§ Data extract:
-=-=-

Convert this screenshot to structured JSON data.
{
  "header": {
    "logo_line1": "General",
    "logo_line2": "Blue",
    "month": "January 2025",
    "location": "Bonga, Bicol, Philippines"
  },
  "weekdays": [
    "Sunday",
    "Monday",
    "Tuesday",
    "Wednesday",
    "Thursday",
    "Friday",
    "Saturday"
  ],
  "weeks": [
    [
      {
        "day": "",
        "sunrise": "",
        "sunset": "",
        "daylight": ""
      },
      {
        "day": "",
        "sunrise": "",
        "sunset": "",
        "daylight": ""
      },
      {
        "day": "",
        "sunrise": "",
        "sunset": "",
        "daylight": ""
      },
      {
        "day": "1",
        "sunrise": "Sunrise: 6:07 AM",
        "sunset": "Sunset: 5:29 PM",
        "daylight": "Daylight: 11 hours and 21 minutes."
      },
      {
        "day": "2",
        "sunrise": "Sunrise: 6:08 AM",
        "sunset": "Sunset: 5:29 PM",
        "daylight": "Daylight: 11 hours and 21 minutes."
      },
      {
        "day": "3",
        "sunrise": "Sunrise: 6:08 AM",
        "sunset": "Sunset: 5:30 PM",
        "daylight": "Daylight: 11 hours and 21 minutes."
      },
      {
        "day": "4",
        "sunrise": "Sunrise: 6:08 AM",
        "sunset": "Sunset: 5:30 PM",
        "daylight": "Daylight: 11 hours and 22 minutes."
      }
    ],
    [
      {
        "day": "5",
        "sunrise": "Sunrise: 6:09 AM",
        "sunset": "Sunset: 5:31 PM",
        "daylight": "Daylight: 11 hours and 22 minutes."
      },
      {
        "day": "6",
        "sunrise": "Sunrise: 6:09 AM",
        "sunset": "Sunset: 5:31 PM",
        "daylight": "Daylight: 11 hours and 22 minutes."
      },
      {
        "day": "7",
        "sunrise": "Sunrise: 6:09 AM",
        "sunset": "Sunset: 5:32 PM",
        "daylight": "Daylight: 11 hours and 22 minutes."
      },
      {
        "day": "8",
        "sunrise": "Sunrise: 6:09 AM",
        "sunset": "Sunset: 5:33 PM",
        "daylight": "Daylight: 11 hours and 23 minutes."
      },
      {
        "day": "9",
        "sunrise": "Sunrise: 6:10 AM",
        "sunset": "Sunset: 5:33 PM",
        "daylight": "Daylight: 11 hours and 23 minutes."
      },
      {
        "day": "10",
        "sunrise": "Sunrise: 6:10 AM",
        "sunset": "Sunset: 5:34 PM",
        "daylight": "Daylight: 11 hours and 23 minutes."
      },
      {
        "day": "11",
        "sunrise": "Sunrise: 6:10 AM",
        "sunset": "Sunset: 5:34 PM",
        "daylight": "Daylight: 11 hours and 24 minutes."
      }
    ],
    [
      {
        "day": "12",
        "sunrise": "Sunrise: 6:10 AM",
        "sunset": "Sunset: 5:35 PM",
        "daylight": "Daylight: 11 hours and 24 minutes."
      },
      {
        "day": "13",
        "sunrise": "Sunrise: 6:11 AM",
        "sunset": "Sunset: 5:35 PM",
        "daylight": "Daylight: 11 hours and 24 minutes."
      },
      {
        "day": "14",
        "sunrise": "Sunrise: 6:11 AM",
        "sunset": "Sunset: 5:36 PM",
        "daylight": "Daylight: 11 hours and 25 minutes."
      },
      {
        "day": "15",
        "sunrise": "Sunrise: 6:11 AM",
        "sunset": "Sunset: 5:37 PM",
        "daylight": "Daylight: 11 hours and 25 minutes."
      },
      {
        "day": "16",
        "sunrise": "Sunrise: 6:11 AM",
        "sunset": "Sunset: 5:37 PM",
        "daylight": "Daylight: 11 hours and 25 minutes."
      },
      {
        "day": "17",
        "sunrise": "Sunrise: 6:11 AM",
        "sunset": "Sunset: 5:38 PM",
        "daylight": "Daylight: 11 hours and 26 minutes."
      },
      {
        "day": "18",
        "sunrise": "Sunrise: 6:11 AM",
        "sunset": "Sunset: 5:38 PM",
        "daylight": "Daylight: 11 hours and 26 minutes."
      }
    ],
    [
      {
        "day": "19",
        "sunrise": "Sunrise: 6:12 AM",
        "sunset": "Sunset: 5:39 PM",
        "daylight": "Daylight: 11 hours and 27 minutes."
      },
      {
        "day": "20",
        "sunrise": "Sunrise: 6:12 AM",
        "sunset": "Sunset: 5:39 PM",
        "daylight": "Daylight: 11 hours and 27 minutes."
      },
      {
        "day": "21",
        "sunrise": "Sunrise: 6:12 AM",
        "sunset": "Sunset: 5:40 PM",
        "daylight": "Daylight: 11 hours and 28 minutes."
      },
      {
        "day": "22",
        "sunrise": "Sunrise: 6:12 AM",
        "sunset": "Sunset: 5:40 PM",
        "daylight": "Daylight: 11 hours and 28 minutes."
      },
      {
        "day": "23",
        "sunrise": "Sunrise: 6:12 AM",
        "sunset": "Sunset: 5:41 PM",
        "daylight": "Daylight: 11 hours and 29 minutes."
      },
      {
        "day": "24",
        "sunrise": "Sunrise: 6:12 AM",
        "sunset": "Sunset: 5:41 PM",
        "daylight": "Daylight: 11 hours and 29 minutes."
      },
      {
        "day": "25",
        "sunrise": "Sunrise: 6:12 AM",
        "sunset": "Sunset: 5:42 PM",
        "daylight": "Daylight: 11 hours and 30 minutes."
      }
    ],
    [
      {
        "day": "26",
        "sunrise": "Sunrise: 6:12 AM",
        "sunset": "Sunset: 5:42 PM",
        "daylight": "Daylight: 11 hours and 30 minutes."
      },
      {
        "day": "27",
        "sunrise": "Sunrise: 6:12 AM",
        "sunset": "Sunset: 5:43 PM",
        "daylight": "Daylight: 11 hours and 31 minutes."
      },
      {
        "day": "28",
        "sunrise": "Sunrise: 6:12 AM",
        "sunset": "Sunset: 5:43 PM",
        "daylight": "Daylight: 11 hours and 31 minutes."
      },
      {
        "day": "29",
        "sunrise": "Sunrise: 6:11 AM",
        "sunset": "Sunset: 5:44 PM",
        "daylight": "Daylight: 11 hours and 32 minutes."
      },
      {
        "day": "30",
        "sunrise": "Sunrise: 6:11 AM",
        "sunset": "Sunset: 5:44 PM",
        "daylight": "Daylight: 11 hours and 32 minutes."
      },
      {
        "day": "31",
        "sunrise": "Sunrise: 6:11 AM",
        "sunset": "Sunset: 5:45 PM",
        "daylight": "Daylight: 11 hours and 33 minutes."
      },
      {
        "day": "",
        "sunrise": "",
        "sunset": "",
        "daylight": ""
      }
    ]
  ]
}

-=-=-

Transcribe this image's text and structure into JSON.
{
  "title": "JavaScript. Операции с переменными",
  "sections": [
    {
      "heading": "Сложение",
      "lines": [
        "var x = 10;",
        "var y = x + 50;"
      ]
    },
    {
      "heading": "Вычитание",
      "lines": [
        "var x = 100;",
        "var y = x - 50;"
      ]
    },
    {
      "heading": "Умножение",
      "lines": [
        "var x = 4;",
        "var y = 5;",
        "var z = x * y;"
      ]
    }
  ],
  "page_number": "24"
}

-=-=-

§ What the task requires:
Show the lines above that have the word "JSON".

§ Reply to the exercise:
Convert this screenshot to structured JSON data.
Transcribe this image's text and structure into JSON.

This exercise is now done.